:: Records for the task ::

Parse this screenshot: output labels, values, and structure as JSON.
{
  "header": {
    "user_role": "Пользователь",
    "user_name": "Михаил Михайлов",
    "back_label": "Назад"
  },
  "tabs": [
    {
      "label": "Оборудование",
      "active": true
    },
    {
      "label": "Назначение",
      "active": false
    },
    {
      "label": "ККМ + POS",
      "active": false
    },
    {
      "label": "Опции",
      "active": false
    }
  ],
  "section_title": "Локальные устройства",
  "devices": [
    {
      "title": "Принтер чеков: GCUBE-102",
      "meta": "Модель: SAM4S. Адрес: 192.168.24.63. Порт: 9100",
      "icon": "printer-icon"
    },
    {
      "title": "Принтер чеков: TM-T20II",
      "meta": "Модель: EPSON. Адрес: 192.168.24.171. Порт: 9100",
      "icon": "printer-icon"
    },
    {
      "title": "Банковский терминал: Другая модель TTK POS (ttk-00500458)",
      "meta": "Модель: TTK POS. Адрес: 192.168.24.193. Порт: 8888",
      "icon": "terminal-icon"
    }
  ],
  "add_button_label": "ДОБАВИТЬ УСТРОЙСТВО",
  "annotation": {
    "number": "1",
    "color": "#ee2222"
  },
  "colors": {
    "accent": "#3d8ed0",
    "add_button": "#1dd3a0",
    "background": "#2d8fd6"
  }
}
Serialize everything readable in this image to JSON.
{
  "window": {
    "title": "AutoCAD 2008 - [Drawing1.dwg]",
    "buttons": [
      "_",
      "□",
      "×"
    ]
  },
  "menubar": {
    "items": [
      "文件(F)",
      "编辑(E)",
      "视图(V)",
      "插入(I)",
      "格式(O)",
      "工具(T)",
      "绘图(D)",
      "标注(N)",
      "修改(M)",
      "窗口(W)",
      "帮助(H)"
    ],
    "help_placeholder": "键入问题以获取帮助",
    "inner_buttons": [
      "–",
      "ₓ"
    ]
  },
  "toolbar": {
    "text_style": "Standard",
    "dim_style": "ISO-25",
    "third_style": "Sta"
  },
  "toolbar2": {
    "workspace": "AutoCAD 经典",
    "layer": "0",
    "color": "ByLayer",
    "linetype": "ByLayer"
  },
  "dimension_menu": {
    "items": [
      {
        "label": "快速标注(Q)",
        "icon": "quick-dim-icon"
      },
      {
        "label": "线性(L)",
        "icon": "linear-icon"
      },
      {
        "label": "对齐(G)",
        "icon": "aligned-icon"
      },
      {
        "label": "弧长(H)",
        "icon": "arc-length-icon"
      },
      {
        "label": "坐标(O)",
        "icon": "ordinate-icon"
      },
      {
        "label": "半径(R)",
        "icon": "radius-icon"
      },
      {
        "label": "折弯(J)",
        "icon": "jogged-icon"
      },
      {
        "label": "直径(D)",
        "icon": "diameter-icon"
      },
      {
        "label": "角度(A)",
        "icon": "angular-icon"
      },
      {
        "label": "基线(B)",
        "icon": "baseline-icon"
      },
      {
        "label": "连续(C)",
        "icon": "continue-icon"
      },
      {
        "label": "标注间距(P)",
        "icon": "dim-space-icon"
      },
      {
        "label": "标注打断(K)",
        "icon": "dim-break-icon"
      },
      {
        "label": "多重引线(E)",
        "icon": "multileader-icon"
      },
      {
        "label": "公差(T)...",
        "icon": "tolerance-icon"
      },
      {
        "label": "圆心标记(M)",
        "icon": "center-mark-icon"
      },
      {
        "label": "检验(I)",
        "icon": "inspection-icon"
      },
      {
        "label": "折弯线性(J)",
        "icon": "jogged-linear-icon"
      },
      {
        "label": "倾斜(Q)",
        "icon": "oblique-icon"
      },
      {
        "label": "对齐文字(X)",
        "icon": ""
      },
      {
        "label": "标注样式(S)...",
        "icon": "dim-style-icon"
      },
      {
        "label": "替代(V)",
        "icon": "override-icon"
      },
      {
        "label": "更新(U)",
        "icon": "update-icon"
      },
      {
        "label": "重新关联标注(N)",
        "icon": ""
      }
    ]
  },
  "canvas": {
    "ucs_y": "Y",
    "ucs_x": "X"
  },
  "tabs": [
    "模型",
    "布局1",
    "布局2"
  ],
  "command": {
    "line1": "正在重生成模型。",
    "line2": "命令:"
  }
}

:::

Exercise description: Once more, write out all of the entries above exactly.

Solution:
Parse this screenshot: output labels, values, and structure as JSON.
{
  "header": {
    "user_role": "Пользователь",
    "user_name": "Михаил Михайлов",
    "back_label": "Назад"
  },
  "tabs": [
    {
      "label": "Оборудование",
      "active": true
    },
    {
      "label": "Назначение",
      "active": false
    },
    {
      "label": "ККМ + POS",
      "active": false
    },
    {
      "label": "Опции",
      "active": false
    }
  ],
  "section_title": "Локальные устройства",
  "devices": [
    {
      "title": "Принтер чеков: GCUBE-102",
      "meta": "Модель: SAM4S. Адрес: 192.168.24.63. Порт: 9100",
      "icon": "printer-icon"
    },
    {
      "title": "Принтер чеков: TM-T20II",
      "meta": "Модель: EPSON. Адрес: 192.168.24.171. Порт: 9100",
      "icon": "printer-icon"
    },
    {
      "title": "Банковский терминал: Другая модель TTK POS (ttk-00500458)",
      "meta": "Модель: TTK POS. Адрес: 192.168.24.193. Порт: 8888",
      "icon": "terminal-icon"
    }
  ],
  "add_button_label": "ДОБАВИТЬ УСТРОЙСТВО",
  "annotation": {
    "number": "1",
    "color": "#ee2222"
  },
  "colors": {
    "accent": "#3d8ed0",
    "add_button": "#1dd3a0",
    "background": "#2d8fd6"
  }
}
Serialize everything readable in this image to JSON.
{
  "window": {
    "title": "AutoCAD 2008 - [Drawing1.dwg]",
    "buttons": [
      "_",
      "□",
      "×"
    ]
  },
  "menubar": {
    "items": [
      "文件(F)",
      "编辑(E)",
      "视图(V)",
      "插入(I)",
      "格式(O)",
      "工具(T)",
      "绘图(D)",
      "标注(N)",
      "修改(M)",
      "窗口(W)",
      "帮助(H)"
    ],
    "help_placeholder": "键入问题以获取帮助",
    "inner_buttons": [
      "–",
      "ₓ"
    ]
  },
  "toolbar": {
    "text_style": "Standard",
    "dim_style": "ISO-25",
    "third_style": "Sta"
  },
  "toolbar2": {
    "workspace": "AutoCAD 经典",
    "layer": "0",
    "color": "ByLayer",
    "linetype": "ByLayer"
  },
  "dimension_menu": {
    "items": [
      {
        "label": "快速标注(Q)",
        "icon": "quick-dim-icon"
      },
      {
        "label": "线性(L)",
        "icon": "linear-icon"
      },
      {
        "label": "对齐(G)",
        "icon": "aligned-icon"
      },
      {
        "label": "弧长(H)",
        "icon": "arc-length-icon"
      },
      {
        "label": "坐标(O)",
        "icon": "ordinate-icon"
      },
      {
        "label": "半径(R)",
        "icon": "radius-icon"
      },
      {
        "label": "折弯(J)",
        "icon": "jogged-icon"
      },
      {
        "label": "直径(D)",
        "icon": "diameter-icon"
      },
      {
        "label": "角度(A)",
        "icon": "angular-icon"
      },
      {
        "label": "基线(B)",
        "icon": "baseline-icon"
      },
      {
        "label": "连续(C)",
        "icon": "continue-icon"
      },
      {
        "label": "标注间距(P)",
        "icon": "dim-space-icon"
      },
      {
        "label": "标注打断(K)",
        "icon": "dim-break-icon"
      },
      {
        "label": "多重引线(E)",
        "icon": "multileader-icon"
      },
      {
        "label": "公差(T)...",
        "icon": "tolerance-icon"
      },
      {
        "label": "圆心标记(M)",
        "icon": "center-mark-icon"
      },
      {
        "label": "检验(I)",
        "icon": "inspection-icon"
      },
      {
        "label": "折弯线性(J)",
        "icon": "jogged-linear-icon"
      },
      {
        "label": "倾斜(Q)",
        "icon": "oblique-icon"
      },
      {
        "label": "对齐文字(X)",
        "icon": ""
      },
      {
        "label": "标注样式(S)...",
        "icon": "dim-style-icon"
      },
      {
        "label": "替代(V)",
        "icon": "override-icon"
      },
      {
        "label": "更新(U)",
        "icon": "update-icon"
      },
      {
        "label": "重新关联标注(N)",
        "icon": ""
      }
    ]
  },
  "canvas": {
    "ucs_y": "Y",
    "ucs_x": "X"
  },
  "tabs": [
    "模型",
    "布局1",
    "布局2"
  ],
  "command": {
    "line1": "正在重生成模型。",
    "line2": "命令:"
  }
}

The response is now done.